### [Problem]
Exactly repeat all the records below, omitting the images they hold.

Element data from apps and pages:
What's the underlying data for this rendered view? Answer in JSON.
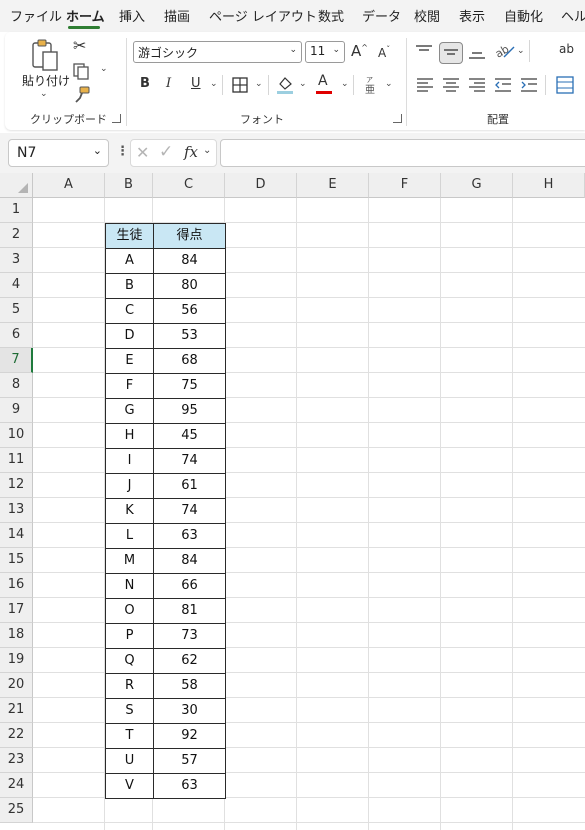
{
  "menu": {
    "tabs": [
      "ファイル",
      "ホーム",
      "挿入",
      "描画",
      "ページ レイアウト",
      "数式",
      "データ",
      "校閲",
      "表示",
      "自動化",
      "ヘル"
    ],
    "active": "ホーム"
  },
  "ribbon": {
    "clipboard": {
      "paste_label": "貼り付け",
      "group_label": "クリップボード"
    },
    "font": {
      "font_name": "游ゴシック",
      "font_size": "11",
      "grow_label": "A",
      "shrink_label": "A",
      "bold": "B",
      "italic": "I",
      "underline": "U",
      "font_color_letter": "A",
      "group_label": "フォント",
      "font_color": "#e00000",
      "fill_color": "#9ccfe0"
    },
    "alignment": {
      "group_label": "配置",
      "wrap_label": "ab"
    }
  },
  "formula_bar": {
    "name_box": "N7",
    "fx_label": "fx",
    "formula": ""
  },
  "sheet": {
    "columns": [
      "A",
      "B",
      "C",
      "D",
      "E",
      "F",
      "G",
      "H"
    ],
    "rows": [
      "1",
      "2",
      "3",
      "4",
      "5",
      "6",
      "7",
      "8",
      "9",
      "10",
      "11",
      "12",
      "13",
      "14",
      "15",
      "16",
      "17",
      "18",
      "19",
      "20",
      "21",
      "22",
      "23",
      "24",
      "25"
    ],
    "selected_row": "7",
    "header_fill": "#c9e7f4",
    "table": {
      "headers": [
        "生徒",
        "得点"
      ],
      "rows": [
        [
          "A",
          "84"
        ],
        [
          "B",
          "80"
        ],
        [
          "C",
          "56"
        ],
        [
          "D",
          "53"
        ],
        [
          "E",
          "68"
        ],
        [
          "F",
          "75"
        ],
        [
          "G",
          "95"
        ],
        [
          "H",
          "45"
        ],
        [
          "I",
          "74"
        ],
        [
          "J",
          "61"
        ],
        [
          "K",
          "74"
        ],
        [
          "L",
          "63"
        ],
        [
          "M",
          "84"
        ],
        [
          "N",
          "66"
        ],
        [
          "O",
          "81"
        ],
        [
          "P",
          "73"
        ],
        [
          "Q",
          "62"
        ],
        [
          "R",
          "58"
        ],
        [
          "S",
          "30"
        ],
        [
          "T",
          "92"
        ],
        [
          "U",
          "57"
        ],
        [
          "V",
          "63"
        ]
      ]
    }
  }
}
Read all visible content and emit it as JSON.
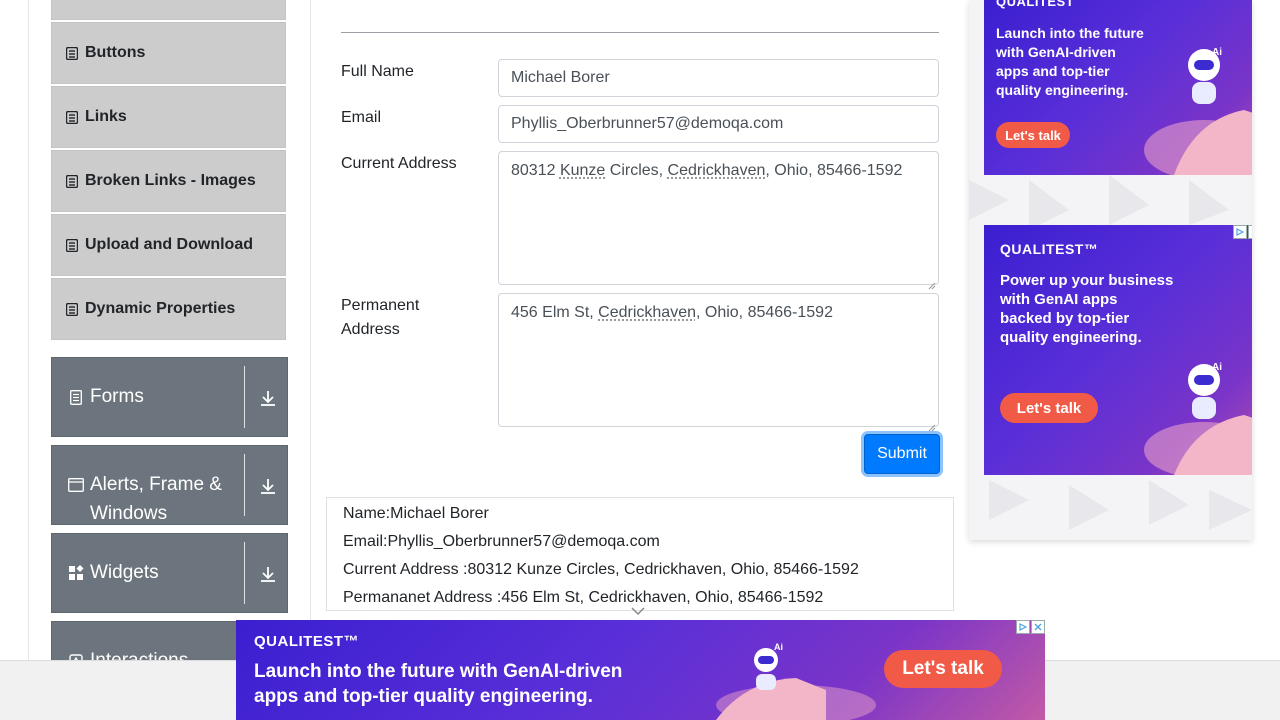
{
  "sidebar": {
    "elements_items": [
      {
        "label": "Buttons",
        "icon": "list-icon"
      },
      {
        "label": "Links",
        "icon": "list-icon"
      },
      {
        "label": "Broken Links - Images",
        "icon": "list-icon"
      },
      {
        "label": "Upload and Download",
        "icon": "list-icon"
      },
      {
        "label": "Dynamic Properties",
        "icon": "list-icon"
      }
    ],
    "groups": [
      {
        "label": "Forms",
        "icon": "document-icon"
      },
      {
        "label": "Alerts, Frame & Windows",
        "icon": "window-icon"
      },
      {
        "label": "Widgets",
        "icon": "widgets-icon"
      },
      {
        "label": "Interactions",
        "icon": "interactions-icon"
      }
    ]
  },
  "form": {
    "full_name_label": "Full Name",
    "full_name_value": "Michael Borer",
    "email_label": "Email",
    "email_value": "Phyllis_Oberbrunner57@demoqa.com",
    "current_address_label": "Current Address",
    "current_address_parts": [
      "80312 ",
      "Kunze",
      " Circles, ",
      "Cedrickhaven",
      ", Ohio, 85466-1592"
    ],
    "permanent_address_label": "Permanent Address",
    "permanent_address_parts": [
      "456 Elm St, ",
      "Cedrickhaven",
      ", Ohio, 85466-1592"
    ],
    "submit_label": "Submit"
  },
  "output": {
    "name": "Name:Michael Borer",
    "email": "Email:Phyllis_Oberbrunner57@demoqa.com",
    "current_address": "Current Address :80312 Kunze Circles, Cedrickhaven, Ohio, 85466-1592",
    "permanent_address": "Permananet Address :456 Elm St, Cedrickhaven, Ohio, 85466-1592"
  },
  "ads": {
    "top": {
      "brand": "QUALITEST",
      "copy_lines": [
        "Launch into the future",
        "with GenAI-driven",
        "apps and top-tier",
        "quality engineering."
      ],
      "cta": "Let's talk"
    },
    "middle": {
      "brand": "QUALITEST™",
      "copy_lines": [
        "Power up your business",
        "with GenAI apps",
        "backed by top-tier",
        "quality engineering."
      ],
      "cta": "Let's talk"
    },
    "bottom": {
      "brand": "QUALITEST™",
      "copy_lines": [
        "Launch into the future with GenAI-driven",
        "apps and top-tier quality engineering."
      ],
      "cta": "Let's talk"
    },
    "robot_label": "Ai"
  },
  "colors": {
    "submit": "#007bff",
    "group_bg": "#6c757d",
    "menu_item_bg": "#cccccc",
    "cta": "#f05a47"
  }
}
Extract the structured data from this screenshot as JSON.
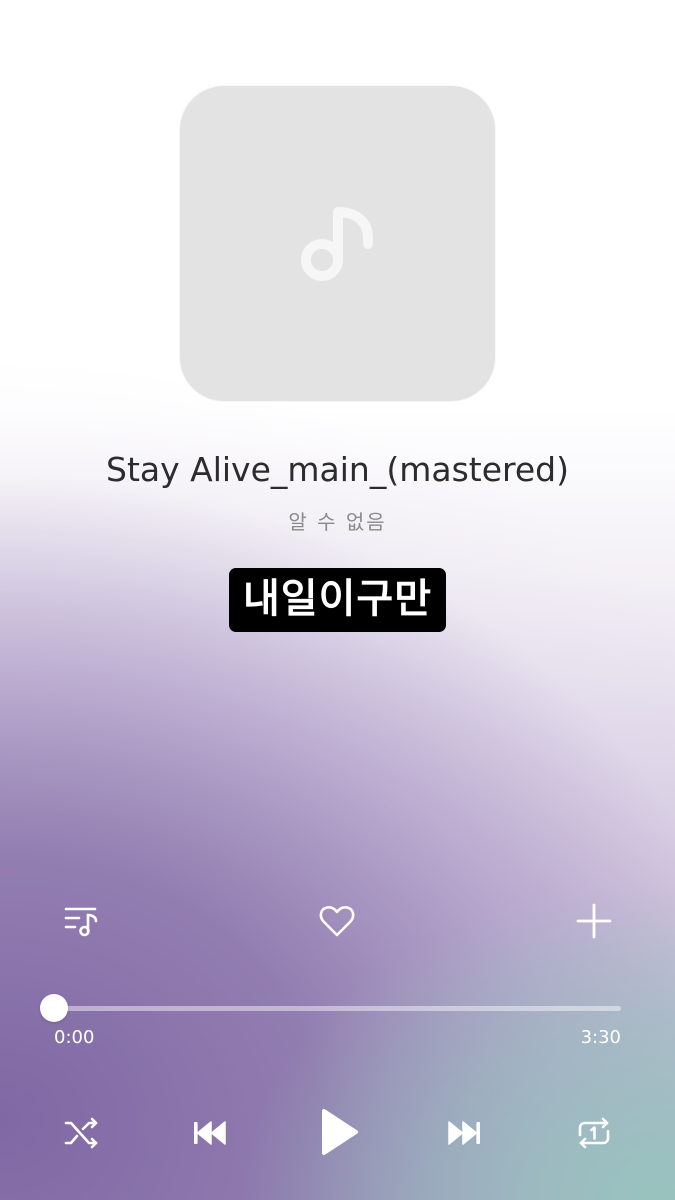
{
  "track": {
    "title": "Stay Alive_main_(mastered)",
    "artist": "알 수 없음"
  },
  "caption": "내일이구만",
  "album_art": {
    "placeholder_icon": "music-note-icon"
  },
  "actions": {
    "queue_icon": "playlist-icon",
    "favorite_icon": "heart-outline-icon",
    "add_icon": "plus-icon"
  },
  "progress": {
    "elapsed": "0:00",
    "duration": "3:30",
    "fraction": 0.0
  },
  "controls": {
    "shuffle_icon": "shuffle-icon",
    "previous_icon": "skip-previous-icon",
    "play_icon": "play-icon",
    "next_icon": "skip-next-icon",
    "repeat_icon": "repeat-one-icon"
  },
  "colors": {
    "album_placeholder": "#e3e3e3",
    "caption_bg": "#000000",
    "accent_purple": "#806aa4",
    "accent_teal": "#96c4be"
  }
}
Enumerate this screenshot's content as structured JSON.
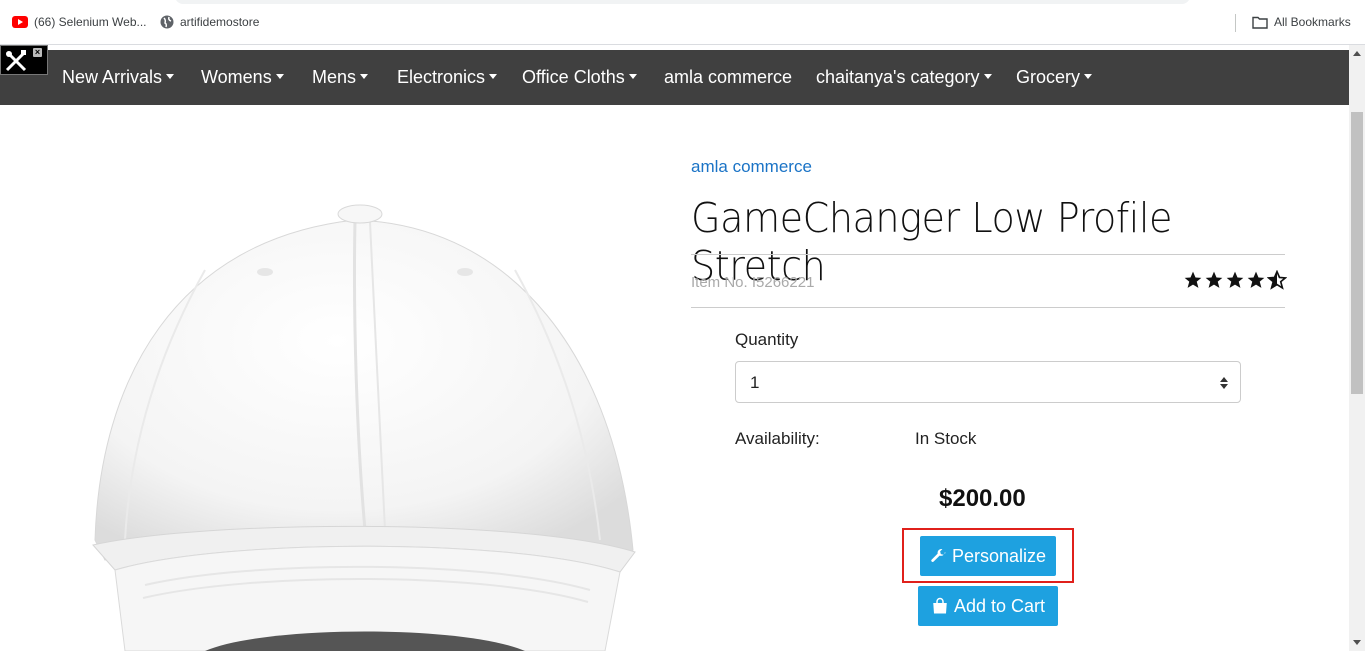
{
  "bookmarks": {
    "items": [
      {
        "label": "(66) Selenium Web...",
        "icon": "youtube-icon"
      },
      {
        "label": "artifidemostore",
        "icon": "globe-icon"
      }
    ],
    "all_bookmarks": "All Bookmarks"
  },
  "nav": {
    "items": [
      {
        "label": "New Arrivals",
        "dropdown": true
      },
      {
        "label": "Womens",
        "dropdown": true
      },
      {
        "label": "Mens",
        "dropdown": true
      },
      {
        "label": "Electronics",
        "dropdown": true
      },
      {
        "label": "Office Cloths",
        "dropdown": true
      },
      {
        "label": "amla commerce",
        "dropdown": false
      },
      {
        "label": "chaitanya's category",
        "dropdown": true
      },
      {
        "label": "Grocery",
        "dropdown": true
      }
    ]
  },
  "product": {
    "brand": "amla commerce",
    "title": "GameChanger Low Profile Stretch",
    "item_no": "Item No. I5266221",
    "rating": 4.5,
    "quantity_label": "Quantity",
    "quantity_value": "1",
    "availability_label": "Availability:",
    "availability_value": "In Stock",
    "price": "$200.00",
    "personalize_label": "Personalize",
    "add_to_cart_label": "Add to Cart"
  },
  "colors": {
    "nav_bg": "#404040",
    "button_bg": "#1ea1e0",
    "brand_link": "#1a73c6",
    "highlight_box": "#e0201b"
  }
}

### [The completed task]
What's the underlying data for this rendered view? Answer in JSON.
{
  "menu": {
    "tabs": [
      "ファイル",
      "ホーム",
      "挿入",
      "描画",
      "ページ レイアウト",
      "数式",
      "データ",
      "校閲",
      "表示",
      "自動化",
      "ヘル"
    ],
    "active": "ホーム"
  },
  "ribbon": {
    "clipboard": {
      "paste_label": "貼り付け",
      "group_label": "クリップボード"
    },
    "font": {
      "font_name": "游ゴシック",
      "font_size": "11",
      "grow_label": "A",
      "shrink_label": "A",
      "bold": "B",
      "italic": "I",
      "underline": "U",
      "font_color_letter": "A",
      "group_label": "フォント",
      "font_color": "#e00000",
      "fill_color": "#9ccfe0"
    },
    "alignment": {
      "group_label": "配置",
      "wrap_label": "ab"
    }
  },
  "formula_bar": {
    "name_box": "N7",
    "fx_label": "fx",
    "formula": ""
  },
  "sheet": {
    "columns": [
      "A",
      "B",
      "C",
      "D",
      "E",
      "F",
      "G",
      "H"
    ],
    "rows": [
      "1",
      "2",
      "3",
      "4",
      "5",
      "6",
      "7",
      "8",
      "9",
      "10",
      "11",
      "12",
      "13",
      "14",
      "15",
      "16",
      "17",
      "18",
      "19",
      "20",
      "21",
      "22",
      "23",
      "24",
      "25"
    ],
    "selected_row": "7",
    "header_fill": "#c9e7f4",
    "table": {
      "headers": [
        "生徒",
        "得点"
      ],
      "rows": [
        [
          "A",
          "84"
        ],
        [
          "B",
          "80"
        ],
        [
          "C",
          "56"
        ],
        [
          "D",
          "53"
        ],
        [
          "E",
          "68"
        ],
        [
          "F",
          "75"
        ],
        [
          "G",
          "95"
        ],
        [
          "H",
          "45"
        ],
        [
          "I",
          "74"
        ],
        [
          "J",
          "61"
        ],
        [
          "K",
          "74"
        ],
        [
          "L",
          "63"
        ],
        [
          "M",
          "84"
        ],
        [
          "N",
          "66"
        ],
        [
          "O",
          "81"
        ],
        [
          "P",
          "73"
        ],
        [
          "Q",
          "62"
        ],
        [
          "R",
          "58"
        ],
        [
          "S",
          "30"
        ],
        [
          "T",
          "92"
        ],
        [
          "U",
          "57"
        ],
        [
          "V",
          "63"
        ]
      ]
    }
  }
}
Read all visible content and emit it as JSON.
{
  "sidebar": {
    "elements_items": [
      {
        "label": "Buttons",
        "icon": "list-icon"
      },
      {
        "label": "Links",
        "icon": "list-icon"
      },
      {
        "label": "Broken Links - Images",
        "icon": "list-icon"
      },
      {
        "label": "Upload and Download",
        "icon": "list-icon"
      },
      {
        "label": "Dynamic Properties",
        "icon": "list-icon"
      }
    ],
    "groups": [
      {
        "label": "Forms",
        "icon": "document-icon"
      },
      {
        "label": "Alerts, Frame & Windows",
        "icon": "window-icon"
      },
      {
        "label": "Widgets",
        "icon": "widgets-icon"
      },
      {
        "label": "Interactions",
        "icon": "interactions-icon"
      }
    ]
  },
  "form": {
    "full_name_label": "Full Name",
    "full_name_value": "Michael Borer",
    "email_label": "Email",
    "email_value": "Phyllis_Oberbrunner57@demoqa.com",
    "current_address_label": "Current Address",
    "current_address_parts": [
      "80312 ",
      "Kunze",
      " Circles, ",
      "Cedrickhaven",
      ", Ohio, 85466-1592"
    ],
    "permanent_address_label": "Permanent Address",
    "permanent_address_parts": [
      "456 Elm St, ",
      "Cedrickhaven",
      ", Ohio, 85466-1592"
    ],
    "submit_label": "Submit"
  },
  "output": {
    "name": "Name:Michael Borer",
    "email": "Email:Phyllis_Oberbrunner57@demoqa.com",
    "current_address": "Current Address :80312 Kunze Circles, Cedrickhaven, Ohio, 85466-1592",
    "permanent_address": "Permananet Address :456 Elm St, Cedrickhaven, Ohio, 85466-1592"
  },
  "ads": {
    "top": {
      "brand": "QUALITEST",
      "copy_lines": [
        "Launch into the future",
        "with GenAI-driven",
        "apps and top-tier",
        "quality engineering."
      ],
      "cta": "Let's talk"
    },
    "middle": {
      "brand": "QUALITEST™",
      "copy_lines": [
        "Power up your business",
        "with GenAI apps",
        "backed by top-tier",
        "quality engineering."
      ],
      "cta": "Let's talk"
    },
    "bottom": {
      "brand": "QUALITEST™",
      "copy_lines": [
        "Launch into the future with GenAI-driven",
        "apps and top-tier quality engineering."
      ],
      "cta": "Let's talk"
    },
    "robot_label": "Ai"
  },
  "colors": {
    "submit": "#007bff",
    "group_bg": "#6c757d",
    "menu_item_bg": "#cccccc",
    "cta": "#f05a47"
  }
}
Extract the structured data from this screenshot as JSON.
{
  "track": {
    "title": "Stay Alive_main_(mastered)",
    "artist": "알 수 없음"
  },
  "caption": "내일이구만",
  "album_art": {
    "placeholder_icon": "music-note-icon"
  },
  "actions": {
    "queue_icon": "playlist-icon",
    "favorite_icon": "heart-outline-icon",
    "add_icon": "plus-icon"
  },
  "progress": {
    "elapsed": "0:00",
    "duration": "3:30",
    "fraction": 0.0
  },
  "controls": {
    "shuffle_icon": "shuffle-icon",
    "previous_icon": "skip-previous-icon",
    "play_icon": "play-icon",
    "next_icon": "skip-next-icon",
    "repeat_icon": "repeat-one-icon"
  },
  "colors": {
    "album_placeholder": "#e3e3e3",
    "caption_bg": "#000000",
    "accent_purple": "#806aa4",
    "accent_teal": "#96c4be"
  }
}
Enumerate this screenshot's content as structured JSON.
{
  "bookmarks": {
    "items": [
      {
        "label": "(66) Selenium Web...",
        "icon": "youtube-icon"
      },
      {
        "label": "artifidemostore",
        "icon": "globe-icon"
      }
    ],
    "all_bookmarks": "All Bookmarks"
  },
  "nav": {
    "items": [
      {
        "label": "New Arrivals",
        "dropdown": true
      },
      {
        "label": "Womens",
        "dropdown": true
      },
      {
        "label": "Mens",
        "dropdown": true
      },
      {
        "label": "Electronics",
        "dropdown": true
      },
      {
        "label": "Office Cloths",
        "dropdown": true
      },
      {
        "label": "amla commerce",
        "dropdown": false
      },
      {
        "label": "chaitanya's category",
        "dropdown": true
      },
      {
        "label": "Grocery",
        "dropdown": true
      }
    ]
  },
  "product": {
    "brand": "amla commerce",
    "title": "GameChanger Low Profile Stretch",
    "item_no": "Item No. I5266221",
    "rating": 4.5,
    "quantity_label": "Quantity",
    "quantity_value": "1",
    "availability_label": "Availability:",
    "availability_value": "In Stock",
    "price": "$200.00",
    "personalize_label": "Personalize",
    "add_to_cart_label": "Add to Cart"
  },
  "colors": {
    "nav_bg": "#404040",
    "button_bg": "#1ea1e0",
    "brand_link": "#1a73c6",
    "highlight_box": "#e0201b"
  }
}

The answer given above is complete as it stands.